> [WHAT YOU HAVE TO DO] Every record should be copied exactly, and the images omitted.

*** RECORDS SUPPLIED ***

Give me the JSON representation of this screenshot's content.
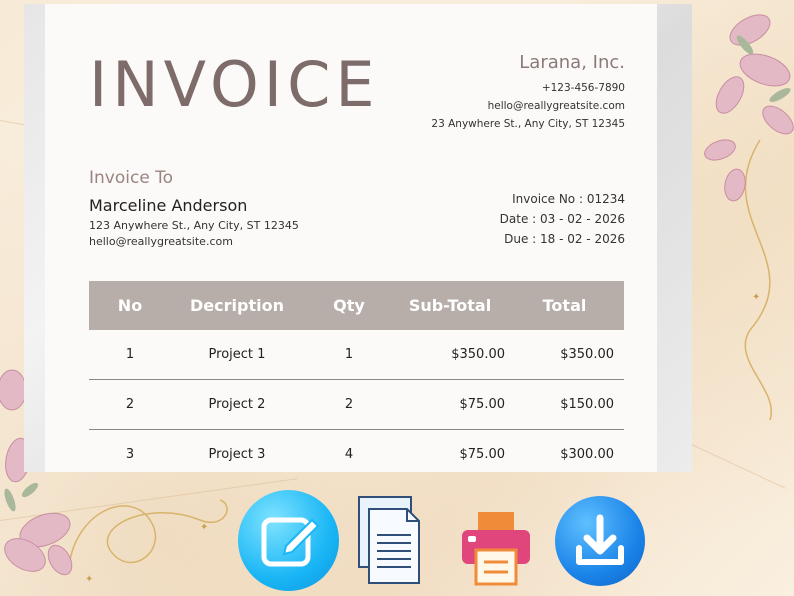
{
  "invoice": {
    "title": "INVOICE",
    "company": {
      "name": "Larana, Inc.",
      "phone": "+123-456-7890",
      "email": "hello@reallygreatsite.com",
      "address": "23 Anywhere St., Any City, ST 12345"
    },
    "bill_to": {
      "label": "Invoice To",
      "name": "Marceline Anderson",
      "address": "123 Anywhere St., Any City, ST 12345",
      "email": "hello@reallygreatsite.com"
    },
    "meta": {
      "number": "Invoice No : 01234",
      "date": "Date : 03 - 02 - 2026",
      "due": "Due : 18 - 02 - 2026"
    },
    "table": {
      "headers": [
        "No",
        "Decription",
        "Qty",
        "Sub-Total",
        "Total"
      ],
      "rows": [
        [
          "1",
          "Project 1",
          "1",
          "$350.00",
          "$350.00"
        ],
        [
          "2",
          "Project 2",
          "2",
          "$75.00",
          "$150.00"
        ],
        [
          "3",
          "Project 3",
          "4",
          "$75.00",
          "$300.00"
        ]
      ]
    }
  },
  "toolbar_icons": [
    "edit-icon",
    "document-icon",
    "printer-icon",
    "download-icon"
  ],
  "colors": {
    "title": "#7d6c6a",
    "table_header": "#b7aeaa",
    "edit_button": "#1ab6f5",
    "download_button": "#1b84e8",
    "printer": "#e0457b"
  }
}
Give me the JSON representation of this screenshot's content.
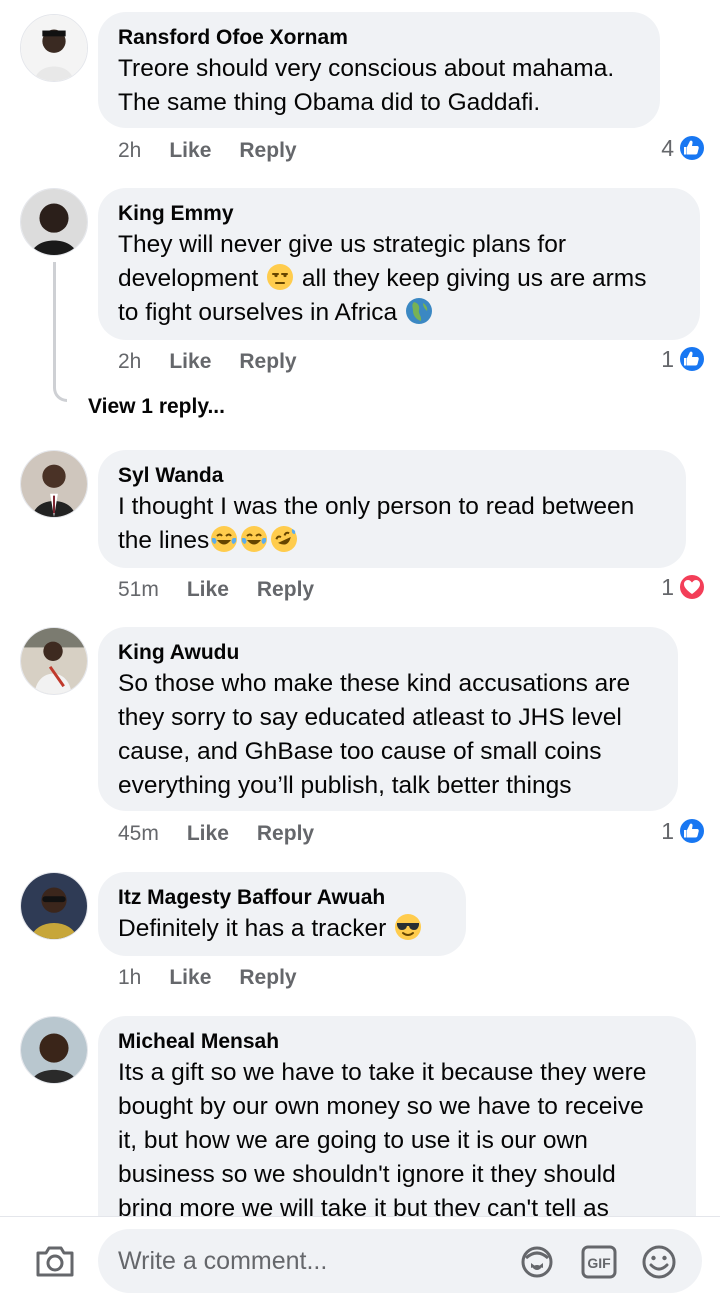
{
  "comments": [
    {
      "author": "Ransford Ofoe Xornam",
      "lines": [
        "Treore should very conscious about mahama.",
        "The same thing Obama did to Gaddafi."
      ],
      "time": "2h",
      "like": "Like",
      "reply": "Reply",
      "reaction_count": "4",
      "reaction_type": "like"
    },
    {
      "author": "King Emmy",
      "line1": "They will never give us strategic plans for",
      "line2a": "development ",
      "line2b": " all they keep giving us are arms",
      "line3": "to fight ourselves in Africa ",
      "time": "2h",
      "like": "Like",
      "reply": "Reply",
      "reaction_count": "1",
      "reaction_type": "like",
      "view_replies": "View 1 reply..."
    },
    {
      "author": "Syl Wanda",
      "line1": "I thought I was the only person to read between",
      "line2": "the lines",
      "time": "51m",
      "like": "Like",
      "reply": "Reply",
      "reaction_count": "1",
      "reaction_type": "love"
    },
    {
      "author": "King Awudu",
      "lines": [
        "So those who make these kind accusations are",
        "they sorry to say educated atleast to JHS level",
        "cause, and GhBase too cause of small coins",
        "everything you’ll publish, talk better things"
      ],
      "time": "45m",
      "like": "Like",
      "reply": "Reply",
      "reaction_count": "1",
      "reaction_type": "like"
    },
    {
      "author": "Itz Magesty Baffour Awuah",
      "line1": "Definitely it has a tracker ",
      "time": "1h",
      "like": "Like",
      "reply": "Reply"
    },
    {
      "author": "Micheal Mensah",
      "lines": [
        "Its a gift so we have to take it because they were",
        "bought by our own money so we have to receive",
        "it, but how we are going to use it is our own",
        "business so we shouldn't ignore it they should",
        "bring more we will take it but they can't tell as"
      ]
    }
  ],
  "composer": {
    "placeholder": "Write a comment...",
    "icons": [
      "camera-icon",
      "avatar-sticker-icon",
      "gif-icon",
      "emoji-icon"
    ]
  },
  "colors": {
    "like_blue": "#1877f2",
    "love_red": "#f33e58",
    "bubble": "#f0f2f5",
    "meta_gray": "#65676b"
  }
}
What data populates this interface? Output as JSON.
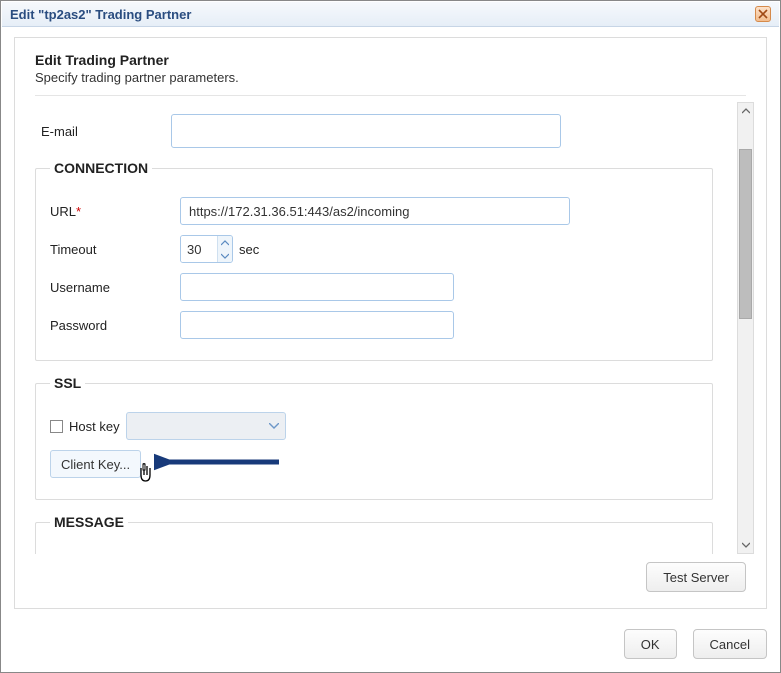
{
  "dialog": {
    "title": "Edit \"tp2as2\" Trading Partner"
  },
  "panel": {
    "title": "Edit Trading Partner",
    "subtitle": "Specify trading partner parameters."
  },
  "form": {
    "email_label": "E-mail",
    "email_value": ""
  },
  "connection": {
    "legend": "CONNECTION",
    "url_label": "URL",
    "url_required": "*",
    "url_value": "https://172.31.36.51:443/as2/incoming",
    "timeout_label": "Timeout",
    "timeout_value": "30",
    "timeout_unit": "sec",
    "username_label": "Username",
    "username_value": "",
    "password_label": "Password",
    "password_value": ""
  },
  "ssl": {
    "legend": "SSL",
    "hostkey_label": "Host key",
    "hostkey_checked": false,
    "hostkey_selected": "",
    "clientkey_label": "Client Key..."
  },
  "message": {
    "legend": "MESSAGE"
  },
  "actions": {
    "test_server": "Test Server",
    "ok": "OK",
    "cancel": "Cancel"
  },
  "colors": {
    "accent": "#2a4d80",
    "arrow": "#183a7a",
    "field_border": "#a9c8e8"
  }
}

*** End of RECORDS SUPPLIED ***

> [RESPONSE TO THIS EXERCISE]
Give me the JSON representation of this screenshot's content.
{
  "invoice": {
    "title": "INVOICE",
    "company": {
      "name": "Larana, Inc.",
      "phone": "+123-456-7890",
      "email": "hello@reallygreatsite.com",
      "address": "23 Anywhere St., Any City, ST 12345"
    },
    "bill_to": {
      "label": "Invoice To",
      "name": "Marceline Anderson",
      "address": "123 Anywhere St., Any City, ST 12345",
      "email": "hello@reallygreatsite.com"
    },
    "meta": {
      "number": "Invoice No : 01234",
      "date": "Date : 03 - 02 - 2026",
      "due": "Due : 18 - 02 - 2026"
    },
    "table": {
      "headers": [
        "No",
        "Decription",
        "Qty",
        "Sub-Total",
        "Total"
      ],
      "rows": [
        [
          "1",
          "Project 1",
          "1",
          "$350.00",
          "$350.00"
        ],
        [
          "2",
          "Project 2",
          "2",
          "$75.00",
          "$150.00"
        ],
        [
          "3",
          "Project 3",
          "4",
          "$75.00",
          "$300.00"
        ]
      ]
    }
  },
  "toolbar_icons": [
    "edit-icon",
    "document-icon",
    "printer-icon",
    "download-icon"
  ],
  "colors": {
    "title": "#7d6c6a",
    "table_header": "#b7aeaa",
    "edit_button": "#1ab6f5",
    "download_button": "#1b84e8",
    "printer": "#e0457b"
  }
}
Give me the JSON representation of this screenshot's content.
{
  "comments": [
    {
      "author": "Ransford Ofoe Xornam",
      "lines": [
        "Treore should very conscious about mahama.",
        "The same thing Obama did to Gaddafi."
      ],
      "time": "2h",
      "like": "Like",
      "reply": "Reply",
      "reaction_count": "4",
      "reaction_type": "like"
    },
    {
      "author": "King Emmy",
      "line1": "They will never give us strategic plans for",
      "line2a": "development ",
      "line2b": " all they keep giving us are arms",
      "line3": "to fight ourselves in Africa ",
      "time": "2h",
      "like": "Like",
      "reply": "Reply",
      "reaction_count": "1",
      "reaction_type": "like",
      "view_replies": "View 1 reply..."
    },
    {
      "author": "Syl Wanda",
      "line1": "I thought I was the only person to read between",
      "line2": "the lines",
      "time": "51m",
      "like": "Like",
      "reply": "Reply",
      "reaction_count": "1",
      "reaction_type": "love"
    },
    {
      "author": "King Awudu",
      "lines": [
        "So those who make these kind accusations are",
        "they sorry to say educated atleast to JHS level",
        "cause, and GhBase too cause of small coins",
        "everything you’ll publish, talk better things"
      ],
      "time": "45m",
      "like": "Like",
      "reply": "Reply",
      "reaction_count": "1",
      "reaction_type": "like"
    },
    {
      "author": "Itz Magesty Baffour Awuah",
      "line1": "Definitely it has a tracker ",
      "time": "1h",
      "like": "Like",
      "reply": "Reply"
    },
    {
      "author": "Micheal Mensah",
      "lines": [
        "Its a gift so we have to take it because they were",
        "bought by our own money so we have to receive",
        "it, but how we are going to use it is our own",
        "business so we shouldn't ignore it they should",
        "bring more we will take it but they can't tell as"
      ]
    }
  ],
  "composer": {
    "placeholder": "Write a comment...",
    "icons": [
      "camera-icon",
      "avatar-sticker-icon",
      "gif-icon",
      "emoji-icon"
    ]
  },
  "colors": {
    "like_blue": "#1877f2",
    "love_red": "#f33e58",
    "bubble": "#f0f2f5",
    "meta_gray": "#65676b"
  }
}
What data populates this interface? Output as JSON.
{
  "dialog": {
    "title": "Edit \"tp2as2\" Trading Partner"
  },
  "panel": {
    "title": "Edit Trading Partner",
    "subtitle": "Specify trading partner parameters."
  },
  "form": {
    "email_label": "E-mail",
    "email_value": ""
  },
  "connection": {
    "legend": "CONNECTION",
    "url_label": "URL",
    "url_required": "*",
    "url_value": "https://172.31.36.51:443/as2/incoming",
    "timeout_label": "Timeout",
    "timeout_value": "30",
    "timeout_unit": "sec",
    "username_label": "Username",
    "username_value": "",
    "password_label": "Password",
    "password_value": ""
  },
  "ssl": {
    "legend": "SSL",
    "hostkey_label": "Host key",
    "hostkey_checked": false,
    "hostkey_selected": "",
    "clientkey_label": "Client Key..."
  },
  "message": {
    "legend": "MESSAGE"
  },
  "actions": {
    "test_server": "Test Server",
    "ok": "OK",
    "cancel": "Cancel"
  },
  "colors": {
    "accent": "#2a4d80",
    "arrow": "#183a7a",
    "field_border": "#a9c8e8"
  }
}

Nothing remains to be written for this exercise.